__Your objective__
Please output the whole listing below exactly as it is.

__Provided data__
####

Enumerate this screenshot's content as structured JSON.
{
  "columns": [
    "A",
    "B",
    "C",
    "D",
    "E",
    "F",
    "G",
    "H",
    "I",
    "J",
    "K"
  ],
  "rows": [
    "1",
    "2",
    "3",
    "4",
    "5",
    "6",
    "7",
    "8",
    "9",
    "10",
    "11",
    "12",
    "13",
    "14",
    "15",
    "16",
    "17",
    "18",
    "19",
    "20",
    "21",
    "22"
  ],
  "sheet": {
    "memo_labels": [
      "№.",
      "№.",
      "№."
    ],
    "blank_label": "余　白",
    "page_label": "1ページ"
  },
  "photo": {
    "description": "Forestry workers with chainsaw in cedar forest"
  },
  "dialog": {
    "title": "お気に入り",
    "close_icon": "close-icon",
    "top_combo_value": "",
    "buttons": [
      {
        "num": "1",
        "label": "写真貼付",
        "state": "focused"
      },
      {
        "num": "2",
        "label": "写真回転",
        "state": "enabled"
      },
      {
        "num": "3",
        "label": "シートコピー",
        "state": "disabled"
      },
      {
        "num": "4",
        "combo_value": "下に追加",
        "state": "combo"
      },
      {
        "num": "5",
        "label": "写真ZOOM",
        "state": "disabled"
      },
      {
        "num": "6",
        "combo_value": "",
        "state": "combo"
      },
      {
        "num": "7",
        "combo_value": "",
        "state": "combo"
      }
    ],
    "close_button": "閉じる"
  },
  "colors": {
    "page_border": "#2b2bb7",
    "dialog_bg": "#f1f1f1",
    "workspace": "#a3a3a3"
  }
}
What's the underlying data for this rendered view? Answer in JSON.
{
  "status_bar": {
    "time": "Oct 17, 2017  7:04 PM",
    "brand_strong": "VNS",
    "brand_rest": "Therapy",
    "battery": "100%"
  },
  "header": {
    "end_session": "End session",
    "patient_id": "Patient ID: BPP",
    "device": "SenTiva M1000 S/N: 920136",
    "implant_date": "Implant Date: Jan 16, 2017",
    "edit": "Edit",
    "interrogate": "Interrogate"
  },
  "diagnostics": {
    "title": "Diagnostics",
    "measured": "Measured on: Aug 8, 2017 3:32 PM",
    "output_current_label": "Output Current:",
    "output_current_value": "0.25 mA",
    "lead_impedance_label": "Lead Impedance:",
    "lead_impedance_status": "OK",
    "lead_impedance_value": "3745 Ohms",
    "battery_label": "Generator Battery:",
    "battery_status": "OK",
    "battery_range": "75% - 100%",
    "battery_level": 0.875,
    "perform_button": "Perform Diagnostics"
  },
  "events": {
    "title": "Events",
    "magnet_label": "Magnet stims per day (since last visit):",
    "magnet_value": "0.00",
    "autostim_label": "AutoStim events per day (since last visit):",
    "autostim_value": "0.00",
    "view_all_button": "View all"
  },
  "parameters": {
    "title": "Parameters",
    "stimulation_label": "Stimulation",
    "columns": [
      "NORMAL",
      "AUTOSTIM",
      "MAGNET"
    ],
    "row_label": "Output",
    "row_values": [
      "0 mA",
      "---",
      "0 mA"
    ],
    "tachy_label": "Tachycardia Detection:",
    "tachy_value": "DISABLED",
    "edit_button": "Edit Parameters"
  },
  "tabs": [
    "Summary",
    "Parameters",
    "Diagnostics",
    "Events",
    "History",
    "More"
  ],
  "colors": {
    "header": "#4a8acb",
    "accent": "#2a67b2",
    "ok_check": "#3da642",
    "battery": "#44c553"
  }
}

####

__Reply to the task__
Enumerate this screenshot's content as structured JSON.
{
  "columns": [
    "A",
    "B",
    "C",
    "D",
    "E",
    "F",
    "G",
    "H",
    "I",
    "J",
    "K"
  ],
  "rows": [
    "1",
    "2",
    "3",
    "4",
    "5",
    "6",
    "7",
    "8",
    "9",
    "10",
    "11",
    "12",
    "13",
    "14",
    "15",
    "16",
    "17",
    "18",
    "19",
    "20",
    "21",
    "22"
  ],
  "sheet": {
    "memo_labels": [
      "№.",
      "№.",
      "№."
    ],
    "blank_label": "余　白",
    "page_label": "1ページ"
  },
  "photo": {
    "description": "Forestry workers with chainsaw in cedar forest"
  },
  "dialog": {
    "title": "お気に入り",
    "close_icon": "close-icon",
    "top_combo_value": "",
    "buttons": [
      {
        "num": "1",
        "label": "写真貼付",
        "state": "focused"
      },
      {
        "num": "2",
        "label": "写真回転",
        "state": "enabled"
      },
      {
        "num": "3",
        "label": "シートコピー",
        "state": "disabled"
      },
      {
        "num": "4",
        "combo_value": "下に追加",
        "state": "combo"
      },
      {
        "num": "5",
        "label": "写真ZOOM",
        "state": "disabled"
      },
      {
        "num": "6",
        "combo_value": "",
        "state": "combo"
      },
      {
        "num": "7",
        "combo_value": "",
        "state": "combo"
      }
    ],
    "close_button": "閉じる"
  },
  "colors": {
    "page_border": "#2b2bb7",
    "dialog_bg": "#f1f1f1",
    "workspace": "#a3a3a3"
  }
}
What's the underlying data for this rendered view? Answer in JSON.
{
  "status_bar": {
    "time": "Oct 17, 2017  7:04 PM",
    "brand_strong": "VNS",
    "brand_rest": "Therapy",
    "battery": "100%"
  },
  "header": {
    "end_session": "End session",
    "patient_id": "Patient ID: BPP",
    "device": "SenTiva M1000 S/N: 920136",
    "implant_date": "Implant Date: Jan 16, 2017",
    "edit": "Edit",
    "interrogate": "Interrogate"
  },
  "diagnostics": {
    "title": "Diagnostics",
    "measured": "Measured on: Aug 8, 2017 3:32 PM",
    "output_current_label": "Output Current:",
    "output_current_value": "0.25 mA",
    "lead_impedance_label": "Lead Impedance:",
    "lead_impedance_status": "OK",
    "lead_impedance_value": "3745 Ohms",
    "battery_label": "Generator Battery:",
    "battery_status": "OK",
    "battery_range": "75% - 100%",
    "battery_level": 0.875,
    "perform_button": "Perform Diagnostics"
  },
  "events": {
    "title": "Events",
    "magnet_label": "Magnet stims per day (since last visit):",
    "magnet_value": "0.00",
    "autostim_label": "AutoStim events per day (since last visit):",
    "autostim_value": "0.00",
    "view_all_button": "View all"
  },
  "parameters": {
    "title": "Parameters",
    "stimulation_label": "Stimulation",
    "columns": [
      "NORMAL",
      "AUTOSTIM",
      "MAGNET"
    ],
    "row_label": "Output",
    "row_values": [
      "0 mA",
      "---",
      "0 mA"
    ],
    "tachy_label": "Tachycardia Detection:",
    "tachy_value": "DISABLED",
    "edit_button": "Edit Parameters"
  },
  "tabs": [
    "Summary",
    "Parameters",
    "Diagnostics",
    "Events",
    "History",
    "More"
  ],
  "colors": {
    "header": "#4a8acb",
    "accent": "#2a67b2",
    "ok_check": "#3da642",
    "battery": "#44c553"
  }
}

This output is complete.